From: bernd.pauli_at_paulinet.de <bernd.pauli_at_meteoritecentral.com>
Date: Tue Aug 3 14:24:20 2004
Thank you, J?rn!
> Herbert Palme et al. (1988) Camel Donga - A eucrite
> with high metal contents (Meteoritics vol. 23, pp. 49-57).
Here are some interesting pieces from that article:
Abstract (excerpt): The Camel Donga eucrite is
unique since it contains about 2% metallic iron.
Introduction (excerpt): Most eucrites contain a small amount
of metallic iron which either formed during crystallization of
the eucritic magma or by some reduction of oxidized iron
in pyroxene (Duke, 1965*).
Rare gases in Camel Donga (excerpt): The formation of metallic
iron did not occur late in the history of Camel Donga.
Discussion - Origin of metallic iron (excerpts):
There are several possibilities for the origin of the metal:
a) a foreign metal component was introduced into the meteorite.
b) A decrease occurred in oxygen partial pressure during or after
cooling of the eucrite magma, resulting in reduction of Fe in the silicates.
c) Loss of S and/or SO^2 from sulfides occurred at elevated temperatures
Textural evidence suggests that the Camel Donga metal was most likely
formed by reduction of pyroxene after this mineral had completely crystallized.
Model for the formation of metal (excerpts): Camel Donga is a brecciated eucrite,

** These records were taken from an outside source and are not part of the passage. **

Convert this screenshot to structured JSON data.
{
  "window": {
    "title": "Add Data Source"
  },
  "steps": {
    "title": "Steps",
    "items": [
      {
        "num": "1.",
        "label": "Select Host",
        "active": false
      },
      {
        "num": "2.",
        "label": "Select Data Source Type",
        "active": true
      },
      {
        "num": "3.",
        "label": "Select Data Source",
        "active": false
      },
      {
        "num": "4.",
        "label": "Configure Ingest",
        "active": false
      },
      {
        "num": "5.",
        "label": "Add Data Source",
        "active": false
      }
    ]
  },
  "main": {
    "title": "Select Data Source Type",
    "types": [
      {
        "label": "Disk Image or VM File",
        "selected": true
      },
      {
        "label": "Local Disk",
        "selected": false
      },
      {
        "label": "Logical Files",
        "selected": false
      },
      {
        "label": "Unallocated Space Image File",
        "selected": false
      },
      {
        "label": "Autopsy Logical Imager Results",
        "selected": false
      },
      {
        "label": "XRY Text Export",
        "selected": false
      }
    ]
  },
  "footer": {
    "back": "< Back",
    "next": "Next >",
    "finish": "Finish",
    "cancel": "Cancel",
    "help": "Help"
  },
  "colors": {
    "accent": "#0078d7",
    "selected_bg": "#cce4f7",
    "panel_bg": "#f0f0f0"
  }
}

similar to Stannern or Juvinas, though with a relatively high content of S (ca. 0.5 %).
This breccia was formed by an impact, causing reheating, perhaps in an ejecta
blanket, to around 1000?C. Volatilized S and SO^2 escaped, reducing oxidized
iron to metal.
The large amount of metal in Camel Donga seems to require a unique process of
formation. However, the frequent occurrence of metal associated with pyroxene in
other eucrites (Duke, 1965*) suggests similar processes, although to a much
*DUKE M. (1965) Metallic iron in basaltic achondrites
(J. Geophys. Res. 70, 1523-1527).
Received on Tue 03 Aug 2004 02:24:08 PM PDT